“Nurses don’t get enough recognition for what we do every day, day in and day out. It made me want to come back the next day and work harder and still make a difference in these people’s lives, as hard as it is.” — Annie Marsh
Although Annie received her DAISY nomination for her individual contribution, she says being recognized in this way makes her want to work harder and do what she can to help her team, adding that while recognition is really special for that nurse, it really is about teamwork.
This is a point not lost on the family that nominated Annie for The DAISY Award. In their nomination, they made sure to recognize the entire team at Banner Heart Hospital. With such limited resources, it is more important than ever for nurses to support each other and to feel like their fellow nurses and teammates are there to support them.
Nursing excellence doesn’t happen by accident
Although Annie grew up knowing more about the healthcare field than the average person, she acknowledges that there are some aspects of nursing care that she didn’t realize she would be doing. She wishes people had a greater understanding of the collaboration and critical thinking that goes on throughout the day.
“Talking to case management and then insurance and the doctors and family, home health. It’s what we’re doing behind the scenes for the patient that they may not be seeing. I think that more people would probably give us a little bit more grace if they knew how much we were on the phone or trying to coordinate different levels of care. — Annie Marsh

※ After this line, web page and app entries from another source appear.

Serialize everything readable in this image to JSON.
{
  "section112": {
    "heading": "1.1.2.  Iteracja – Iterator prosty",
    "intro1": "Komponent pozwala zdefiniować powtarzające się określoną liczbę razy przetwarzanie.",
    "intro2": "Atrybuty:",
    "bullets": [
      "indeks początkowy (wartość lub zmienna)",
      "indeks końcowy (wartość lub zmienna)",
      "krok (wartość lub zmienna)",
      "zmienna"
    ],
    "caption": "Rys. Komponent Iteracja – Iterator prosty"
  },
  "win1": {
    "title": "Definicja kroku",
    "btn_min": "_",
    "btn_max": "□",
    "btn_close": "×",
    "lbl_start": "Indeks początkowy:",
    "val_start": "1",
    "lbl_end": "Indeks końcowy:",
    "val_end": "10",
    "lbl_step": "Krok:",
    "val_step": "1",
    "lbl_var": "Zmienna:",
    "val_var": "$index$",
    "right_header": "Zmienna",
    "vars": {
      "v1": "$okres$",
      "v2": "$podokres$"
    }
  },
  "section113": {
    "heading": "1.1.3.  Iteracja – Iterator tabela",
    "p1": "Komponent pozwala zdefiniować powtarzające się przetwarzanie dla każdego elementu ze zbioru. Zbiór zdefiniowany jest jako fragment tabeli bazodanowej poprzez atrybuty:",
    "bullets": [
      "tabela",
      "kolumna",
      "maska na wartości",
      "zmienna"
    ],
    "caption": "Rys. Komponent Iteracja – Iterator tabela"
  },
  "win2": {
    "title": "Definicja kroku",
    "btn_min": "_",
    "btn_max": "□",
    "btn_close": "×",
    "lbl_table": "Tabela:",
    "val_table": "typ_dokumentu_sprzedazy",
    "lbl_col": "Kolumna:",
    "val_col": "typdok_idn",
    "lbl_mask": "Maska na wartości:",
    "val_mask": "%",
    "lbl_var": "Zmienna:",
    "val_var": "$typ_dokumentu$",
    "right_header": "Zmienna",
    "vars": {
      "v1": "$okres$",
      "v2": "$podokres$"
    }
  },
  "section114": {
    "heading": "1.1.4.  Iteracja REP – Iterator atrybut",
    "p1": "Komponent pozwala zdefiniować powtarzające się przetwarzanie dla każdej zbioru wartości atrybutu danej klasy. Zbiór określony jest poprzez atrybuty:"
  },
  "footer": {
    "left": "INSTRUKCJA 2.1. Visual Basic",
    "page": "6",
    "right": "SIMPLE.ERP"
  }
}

Nursing is certainly not an easy profession. Annie doesn’t pretend that it is, and she strongly encourages new graduates or new nurses to find a mentor and talk to nurses or clinical staff about the struggles. Having someone who can guide you and answer questions just might be the key to success.
“You have to ask questions, you have to be a beginner to actually learn what goes on and then you can become better at it. In time, your confidence will grow, and you’re going to become all these seasoned nurses on the floor that seem to know exactly what to do at the right time.” — Annie Marsh
Despite the challenges that today’s nurses are facing, Annie remains positive and encourages those on the fence deciding if nursing is worth the hard work to go for it.
“Don’t be scared off by what’s going on. I think things are going to get better. I’m very hopeful for that. And we need nurses more than ever.” — Annie Marsh
Annie couldn’t be more correct — we need nurses more than ever, and more than ever, we need to appreciate the ones out there making a difference every day. Thank you Annie and congratulations for truly making a difference and being recognized with a DAISY Award!
About The DAISY Award
The DAISY Award is a recognition program run by the non-profit organization The DAISY Foundation™ (an acronym for Diseases Attacking the Immune SYstem), which seeks to honor nurses at any stage of their careers, in any role, and in any setting.
This includes student and faculty awards, team awards, nurse leader awards, lifetime achievement awards, and even awards honoring those nurses specifically addressing social determinants of health. All of this is done in memory of J. Patrick Barnes, who died from complications of idiopathic thrombocytopenic purpura in 1999 but received exceptional nursing care during his illness.
For more on The DAISY Award, please visit The DAISY Foundation’s website. Nominations can be submitted at the healthcare facility or via www.DAISYfoundation.org using Get Well’s best practice rounding tool, Rounds+. To make a nomination for a specific nurse who has provided compassionate care, complete the online nomination form today.
Read our other Get Well DAISY Honoree spotlight stories: